__Instructions for the task__:
Every entry below should come back unchanged, except that the pictures are dropped.

# # # # #

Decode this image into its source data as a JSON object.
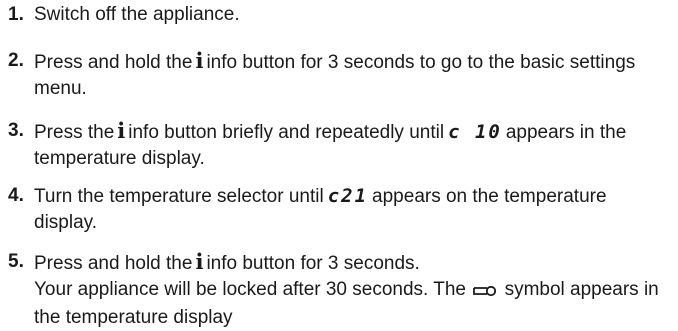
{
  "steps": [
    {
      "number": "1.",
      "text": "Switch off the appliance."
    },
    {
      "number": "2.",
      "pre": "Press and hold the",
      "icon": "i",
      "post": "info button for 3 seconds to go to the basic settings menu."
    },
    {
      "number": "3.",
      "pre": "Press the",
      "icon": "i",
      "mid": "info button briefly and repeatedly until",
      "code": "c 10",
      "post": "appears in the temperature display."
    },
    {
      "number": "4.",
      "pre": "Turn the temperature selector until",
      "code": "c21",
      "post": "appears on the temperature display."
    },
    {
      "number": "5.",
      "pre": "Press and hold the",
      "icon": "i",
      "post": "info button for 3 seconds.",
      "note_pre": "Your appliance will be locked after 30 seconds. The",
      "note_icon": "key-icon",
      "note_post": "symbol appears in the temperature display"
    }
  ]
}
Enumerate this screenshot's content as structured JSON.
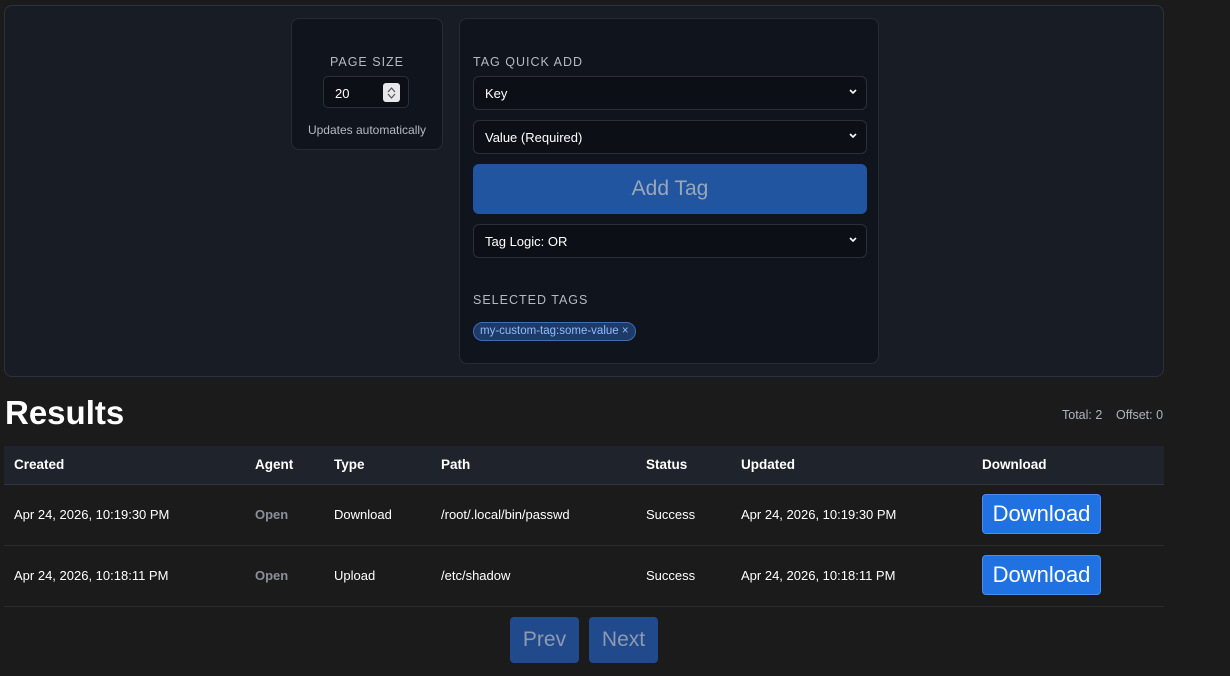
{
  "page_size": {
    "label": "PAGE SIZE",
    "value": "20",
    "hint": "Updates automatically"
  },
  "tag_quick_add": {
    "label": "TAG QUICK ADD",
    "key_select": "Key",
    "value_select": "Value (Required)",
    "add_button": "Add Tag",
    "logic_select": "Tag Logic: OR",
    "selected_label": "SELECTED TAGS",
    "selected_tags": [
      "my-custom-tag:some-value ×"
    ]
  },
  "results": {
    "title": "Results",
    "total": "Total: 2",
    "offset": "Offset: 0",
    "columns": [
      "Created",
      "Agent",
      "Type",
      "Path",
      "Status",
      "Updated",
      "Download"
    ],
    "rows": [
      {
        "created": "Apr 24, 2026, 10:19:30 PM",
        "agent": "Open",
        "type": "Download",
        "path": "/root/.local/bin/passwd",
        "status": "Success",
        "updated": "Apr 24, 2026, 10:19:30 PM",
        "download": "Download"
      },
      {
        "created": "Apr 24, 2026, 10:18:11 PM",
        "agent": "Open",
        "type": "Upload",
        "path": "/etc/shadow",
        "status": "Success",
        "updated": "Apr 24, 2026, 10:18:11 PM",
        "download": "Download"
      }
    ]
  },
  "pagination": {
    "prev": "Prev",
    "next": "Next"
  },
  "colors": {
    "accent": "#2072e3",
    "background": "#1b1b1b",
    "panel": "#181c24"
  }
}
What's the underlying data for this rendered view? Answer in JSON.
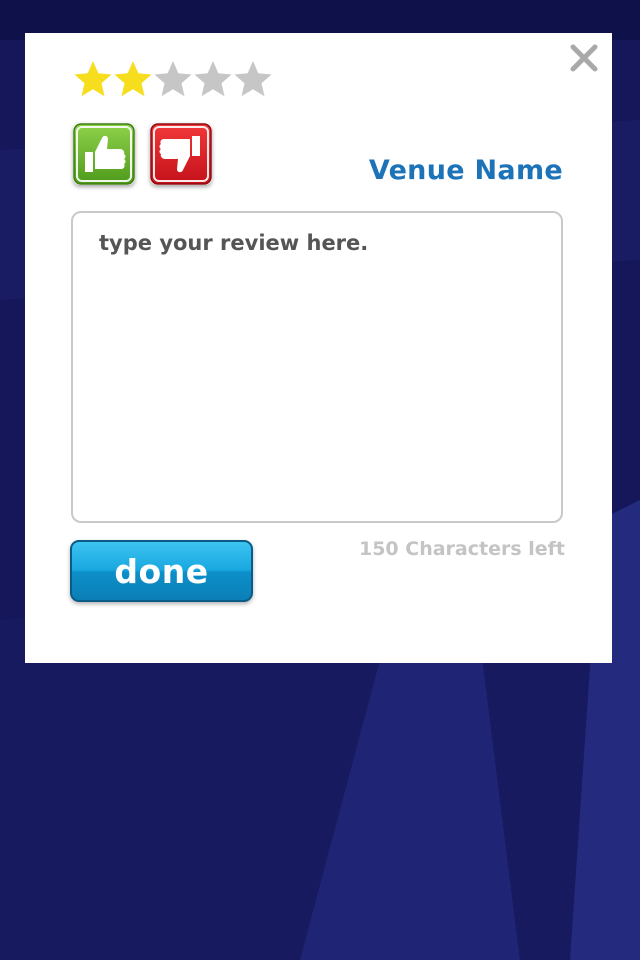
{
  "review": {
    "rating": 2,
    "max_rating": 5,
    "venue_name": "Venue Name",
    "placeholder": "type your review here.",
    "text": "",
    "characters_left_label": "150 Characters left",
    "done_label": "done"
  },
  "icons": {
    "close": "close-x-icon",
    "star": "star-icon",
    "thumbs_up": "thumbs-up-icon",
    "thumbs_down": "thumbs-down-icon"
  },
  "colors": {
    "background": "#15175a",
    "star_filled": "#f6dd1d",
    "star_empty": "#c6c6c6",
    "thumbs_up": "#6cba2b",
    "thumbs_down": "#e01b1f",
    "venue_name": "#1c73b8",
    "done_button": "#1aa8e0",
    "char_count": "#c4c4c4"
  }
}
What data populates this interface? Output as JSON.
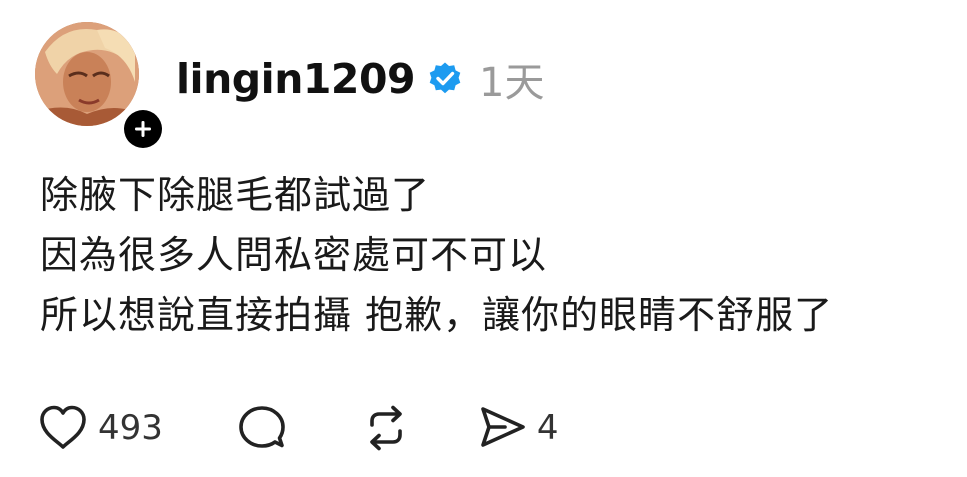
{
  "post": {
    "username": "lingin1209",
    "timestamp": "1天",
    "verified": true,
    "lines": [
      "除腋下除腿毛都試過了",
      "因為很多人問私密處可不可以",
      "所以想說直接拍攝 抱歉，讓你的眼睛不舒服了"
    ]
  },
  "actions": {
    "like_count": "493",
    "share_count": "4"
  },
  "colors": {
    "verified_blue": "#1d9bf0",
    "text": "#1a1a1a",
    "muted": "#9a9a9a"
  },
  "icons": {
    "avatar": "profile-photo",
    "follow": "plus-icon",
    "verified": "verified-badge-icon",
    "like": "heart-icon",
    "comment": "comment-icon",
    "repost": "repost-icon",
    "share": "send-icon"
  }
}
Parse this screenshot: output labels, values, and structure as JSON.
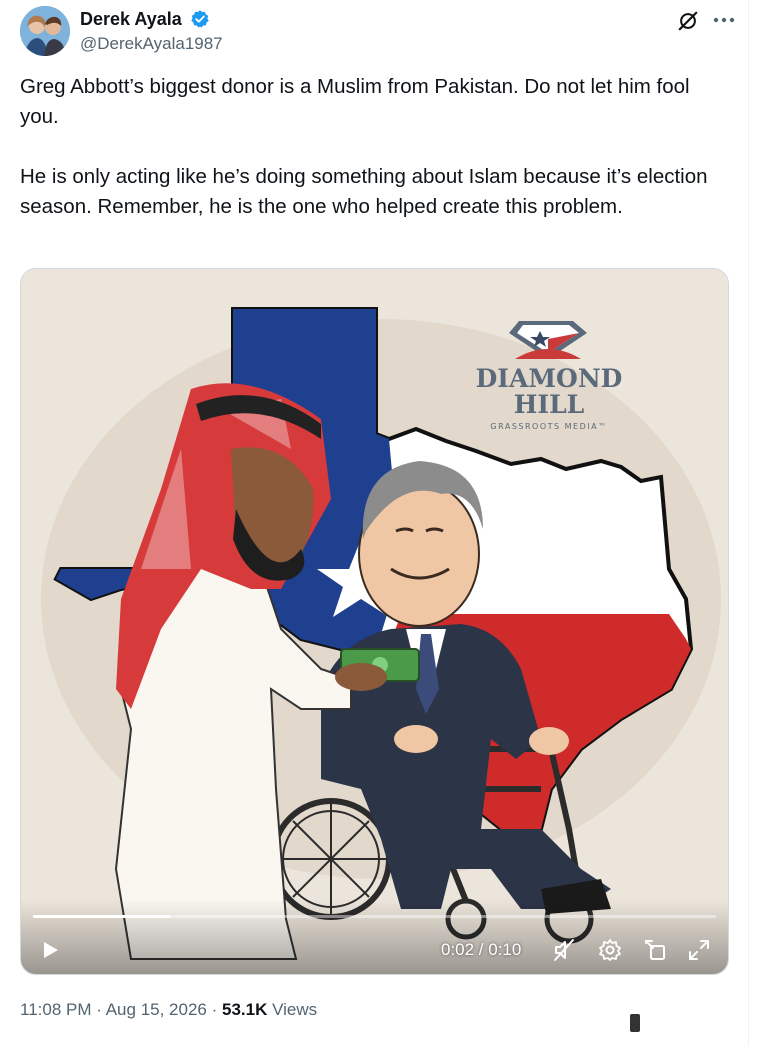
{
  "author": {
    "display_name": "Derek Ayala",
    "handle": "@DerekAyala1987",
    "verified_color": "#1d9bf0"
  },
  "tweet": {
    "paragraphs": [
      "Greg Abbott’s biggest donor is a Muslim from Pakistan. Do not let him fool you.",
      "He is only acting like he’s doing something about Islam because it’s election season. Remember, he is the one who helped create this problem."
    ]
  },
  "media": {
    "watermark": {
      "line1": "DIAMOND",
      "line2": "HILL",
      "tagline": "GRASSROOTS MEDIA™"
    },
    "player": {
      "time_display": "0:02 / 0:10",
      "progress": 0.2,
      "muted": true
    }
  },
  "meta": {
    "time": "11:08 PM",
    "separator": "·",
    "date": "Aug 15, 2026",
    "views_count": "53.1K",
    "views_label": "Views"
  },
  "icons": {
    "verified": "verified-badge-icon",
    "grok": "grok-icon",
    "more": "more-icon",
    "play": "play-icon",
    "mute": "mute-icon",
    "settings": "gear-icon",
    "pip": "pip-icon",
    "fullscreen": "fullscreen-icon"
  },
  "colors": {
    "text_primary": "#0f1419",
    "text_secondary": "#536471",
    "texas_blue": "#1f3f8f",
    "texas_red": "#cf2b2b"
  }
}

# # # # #

__Response to this task__:
Decode this image into its source data as a JSON object.
{
  "steps": [
    {
      "number": "1.",
      "text": "Switch off the appliance."
    },
    {
      "number": "2.",
      "pre": "Press and hold the",
      "icon": "i",
      "post": "info button for 3 seconds to go to the basic settings menu."
    },
    {
      "number": "3.",
      "pre": "Press the",
      "icon": "i",
      "mid": "info button briefly and repeatedly until",
      "code": "c 10",
      "post": "appears in the temperature display."
    },
    {
      "number": "4.",
      "pre": "Turn the temperature selector until",
      "code": "c21",
      "post": "appears on the temperature display."
    },
    {
      "number": "5.",
      "pre": "Press and hold the",
      "icon": "i",
      "post": "info button for 3 seconds.",
      "note_pre": "Your appliance will be locked after 30 seconds. The",
      "note_icon": "key-icon",
      "note_post": "symbol appears in the temperature display"
    }
  ]
}
Enumerate this screenshot's content as structured JSON.
{
  "page_size": {
    "label": "PAGE SIZE",
    "value": "20",
    "hint": "Updates automatically"
  },
  "tag_quick_add": {
    "label": "TAG QUICK ADD",
    "key_select": "Key",
    "value_select": "Value (Required)",
    "add_button": "Add Tag",
    "logic_select": "Tag Logic: OR",
    "selected_label": "SELECTED TAGS",
    "selected_tags": [
      "my-custom-tag:some-value ×"
    ]
  },
  "results": {
    "title": "Results",
    "total": "Total: 2",
    "offset": "Offset: 0",
    "columns": [
      "Created",
      "Agent",
      "Type",
      "Path",
      "Status",
      "Updated",
      "Download"
    ],
    "rows": [
      {
        "created": "Apr 24, 2026, 10:19:30 PM",
        "agent": "Open",
        "type": "Download",
        "path": "/root/.local/bin/passwd",
        "status": "Success",
        "updated": "Apr 24, 2026, 10:19:30 PM",
        "download": "Download"
      },
      {
        "created": "Apr 24, 2026, 10:18:11 PM",
        "agent": "Open",
        "type": "Upload",
        "path": "/etc/shadow",
        "status": "Success",
        "updated": "Apr 24, 2026, 10:18:11 PM",
        "download": "Download"
      }
    ]
  },
  "pagination": {
    "prev": "Prev",
    "next": "Next"
  },
  "colors": {
    "accent": "#2072e3",
    "background": "#1b1b1b",
    "panel": "#181c24"
  }
}
What's the underlying data for this rendered view? Answer in JSON.
{
  "review": {
    "rating": 2,
    "max_rating": 5,
    "venue_name": "Venue Name",
    "placeholder": "type your review here.",
    "text": "",
    "characters_left_label": "150 Characters left",
    "done_label": "done"
  },
  "icons": {
    "close": "close-x-icon",
    "star": "star-icon",
    "thumbs_up": "thumbs-up-icon",
    "thumbs_down": "thumbs-down-icon"
  },
  "colors": {
    "background": "#15175a",
    "star_filled": "#f6dd1d",
    "star_empty": "#c6c6c6",
    "thumbs_up": "#6cba2b",
    "thumbs_down": "#e01b1f",
    "venue_name": "#1c73b8",
    "done_button": "#1aa8e0",
    "char_count": "#c4c4c4"
  }
}
What data populates this interface? Output as JSON.
{
  "post": {
    "username": "lingin1209",
    "timestamp": "1天",
    "verified": true,
    "lines": [
      "除腋下除腿毛都試過了",
      "因為很多人問私密處可不可以",
      "所以想說直接拍攝 抱歉，讓你的眼睛不舒服了"
    ]
  },
  "actions": {
    "like_count": "493",
    "share_count": "4"
  },
  "colors": {
    "verified_blue": "#1d9bf0",
    "text": "#1a1a1a",
    "muted": "#9a9a9a"
  },
  "icons": {
    "avatar": "profile-photo",
    "follow": "plus-icon",
    "verified": "verified-badge-icon",
    "like": "heart-icon",
    "comment": "comment-icon",
    "repost": "repost-icon",
    "share": "send-icon"
  }
}
Parse this screenshot: output labels, values, and structure as JSON.
{
  "author": {
    "display_name": "Derek Ayala",
    "handle": "@DerekAyala1987",
    "verified_color": "#1d9bf0"
  },
  "tweet": {
    "paragraphs": [
      "Greg Abbott’s biggest donor is a Muslim from Pakistan. Do not let him fool you.",
      "He is only acting like he’s doing something about Islam because it’s election season. Remember, he is the one who helped create this problem."
    ]
  },
  "media": {
    "watermark": {
      "line1": "DIAMOND",
      "line2": "HILL",
      "tagline": "GRASSROOTS MEDIA™"
    },
    "player": {
      "time_display": "0:02 / 0:10",
      "progress": 0.2,
      "muted": true
    }
  },
  "meta": {
    "time": "11:08 PM",
    "separator": "·",
    "date": "Aug 15, 2026",
    "views_count": "53.1K",
    "views_label": "Views"
  },
  "icons": {
    "verified": "verified-badge-icon",
    "grok": "grok-icon",
    "more": "more-icon",
    "play": "play-icon",
    "mute": "mute-icon",
    "settings": "gear-icon",
    "pip": "pip-icon",
    "fullscreen": "fullscreen-icon"
  },
  "colors": {
    "text_primary": "#0f1419",
    "text_secondary": "#536471",
    "texas_blue": "#1f3f8f",
    "texas_red": "#cf2b2b"
  }
}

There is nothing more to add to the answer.